By Neha Kirpal
Taran N Khan’s new memoir, Shadow City: A Woman Walks Kabul (Penguin India, 2019) is her personal account of travelling alone on foot through war-torn Kabul and penning down her experiences. As a Muslim woman raised in small-town India who had to travel to Afghanistan over the course of her film-production career, Taran discovered that she had access to parts of Kabul uncharted by travellers before her.
We asked her to shed light on her most memorable experiences in the country, interesting aspects of the city and its people, and how fearful it was for her as a woman.
What was your most memorable experience working with filmmakers and media producers between 2006 to 2013 when you lived in Kabul? How did it change your perspective of Afghanistan and its people?
Each journey yielded its own special moments. In 2006, for instance, I worked with a group of media producers to make a series of short films. I remember their hunger to tell their stories, and their excitement about sharing their work with a wider audience. Over the years, as I returned to Kabul, I met several young filmmakers who worked at full-time jobs, and spent their free hours making short films or documentaries with whatever resources they could gather together. Such instances helped me realise how many ways there were to see the city, and the many stories it contained. It also revealed the resourcefulness of Kabul’s creative community, and their commitment to their work, despite facing daunting odds.

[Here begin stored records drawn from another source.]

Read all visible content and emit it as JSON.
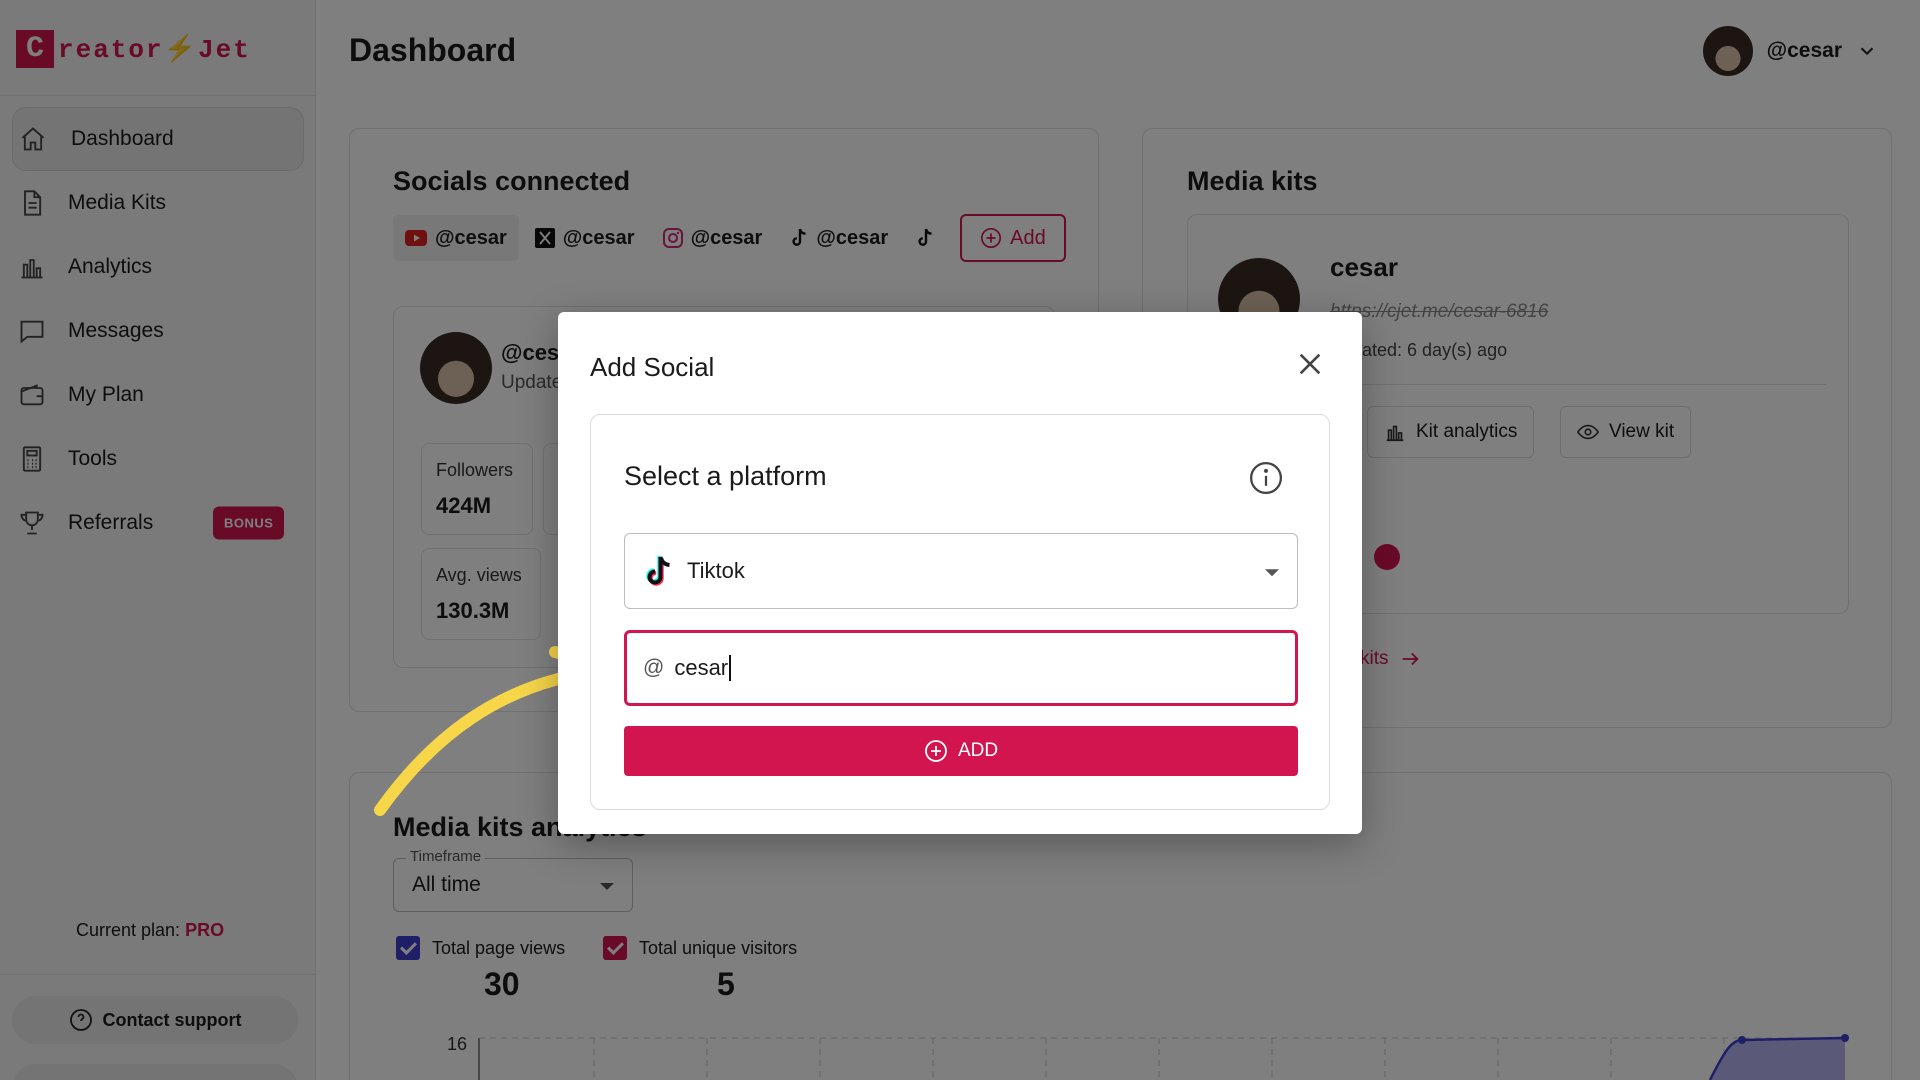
{
  "brand": {
    "logo_letter": "C",
    "logo_text": "reator⚡Jet",
    "accent": "#d3154f"
  },
  "sidebar": {
    "items": [
      {
        "label": "Dashboard",
        "icon": "home-icon",
        "active": true
      },
      {
        "label": "Media Kits",
        "icon": "document-icon"
      },
      {
        "label": "Analytics",
        "icon": "bar-chart-icon"
      },
      {
        "label": "Messages",
        "icon": "message-icon"
      },
      {
        "label": "My Plan",
        "icon": "wallet-icon"
      },
      {
        "label": "Tools",
        "icon": "calculator-icon"
      },
      {
        "label": "Referrals",
        "icon": "trophy-icon",
        "badge": "BONUS"
      }
    ],
    "plan_label": "Current plan:",
    "plan_value": "PRO",
    "contact_label": "Contact support"
  },
  "header": {
    "title": "Dashboard",
    "username": "@cesar"
  },
  "socials": {
    "title": "Socials connected",
    "chips": [
      {
        "platform": "youtube",
        "handle": "@cesar"
      },
      {
        "platform": "x",
        "handle": "@cesar"
      },
      {
        "platform": "instagram",
        "handle": "@cesar"
      },
      {
        "platform": "tiktok",
        "handle": "@cesar"
      }
    ],
    "add_label": "Add",
    "profile_handle": "@ces",
    "profile_sub": "Update",
    "stats": [
      {
        "label": "Followers",
        "value": "424M"
      },
      {
        "label": "Avg. views",
        "value": "130.3M"
      }
    ]
  },
  "media_kits": {
    "title": "Media kits",
    "kit_name": "cesar",
    "kit_url": "https://cjet.me/cesar-6816",
    "kit_updated": "lated: 6 day(s) ago",
    "analytics_label": "Kit analytics",
    "view_label": "View kit",
    "all_link": "kits"
  },
  "analytics": {
    "title": "Media kits analytics",
    "timeframe_label": "Timeframe",
    "timeframe_value": "All time",
    "legend": [
      {
        "label": "Total page views",
        "value": "30",
        "color": "#3f3fd1"
      },
      {
        "label": "Total unique visitors",
        "value": "5",
        "color": "#d3154f"
      }
    ],
    "y_top_tick": "16"
  },
  "modal": {
    "title": "Add Social",
    "panel_title": "Select a platform",
    "platform_value": "Tiktok",
    "handle_prefix": "@",
    "handle_value": "cesar",
    "submit_label": "ADD"
  }
}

Told from the perspective of a woman walking through Kabul, what are the different aspects of the city that you particularly want to share with readers?
The perspective of the book is one of intimacy and each of the chapters explores different spaces, and different themes. One of the sections I particularly enjoyed writing was about wandering through the city’s bookshops and also venturing into its public library, and seeing the old manuscripts that link Kabul to its literary history. [One of the anecdotes in the book is about the bookseller behind The Bookseller of Kabul, who sued Åsne Seierstad for her portrayal of him and then published the rebuttal which he displays proudly in his shop window.]
What was it like making films in a country where even cinema halls have been damaged?
Even though there are few cinema halls in the city, films are a big part of life in Kabul. There were CDs and DVDs sold widely across the city, and images of Bollywood stars were displayed on beauty salons and gyms. Over time, I realised that there was a range of films being produced in Kabul. These included popular fare, as well as more experimental work by young filmmakers – many of whom had grown up as part of refugee communities abroad, and had returned to a city they did not know well, but considered home. They explored the city by making films there.
In your research, what were the trends or startling realities you found about love and marriage in Kabul?
It was interesting to see the codes and secret signs through which love and romance played out in Kabul – some of which seemed quite familiar, similar to what I had seen in India. Also like in India, wedding celebrations in Kabul tended to be quite lavish, with large numbers of guests invited to the festivities. After 2001, a number of wedding halls sprang up across the city to host these celebrations. These venues were very opulent and expensive. Often people ended up taking large loans and going into debt to be able to pay for these ceremonies.
How would you compare Kabul with other Asian cities you have lived in or visited?
I don’t think this is a comparison I could make, as Kabul has faced a very different history from other places I have lived in. However, I did find a feeling of ease and welcome there as an Indian, thanks to our shared cultural connections.
Since you were told never to walk in Kabul, was it intimidating for you, especially as a woman?
There was a constant awareness that things can change very quickly – that a situation can escalate from normalcy to insecurity quite rapidly. But within this reality, I found that people tried to continue with their lives and their work as far as possible. I was fortunate in having people around me who always looked out for me, and guided my steps.
Lead image: Pixabay. First published in eShe’s January 2020 issue
Syndicated to CNBCTV18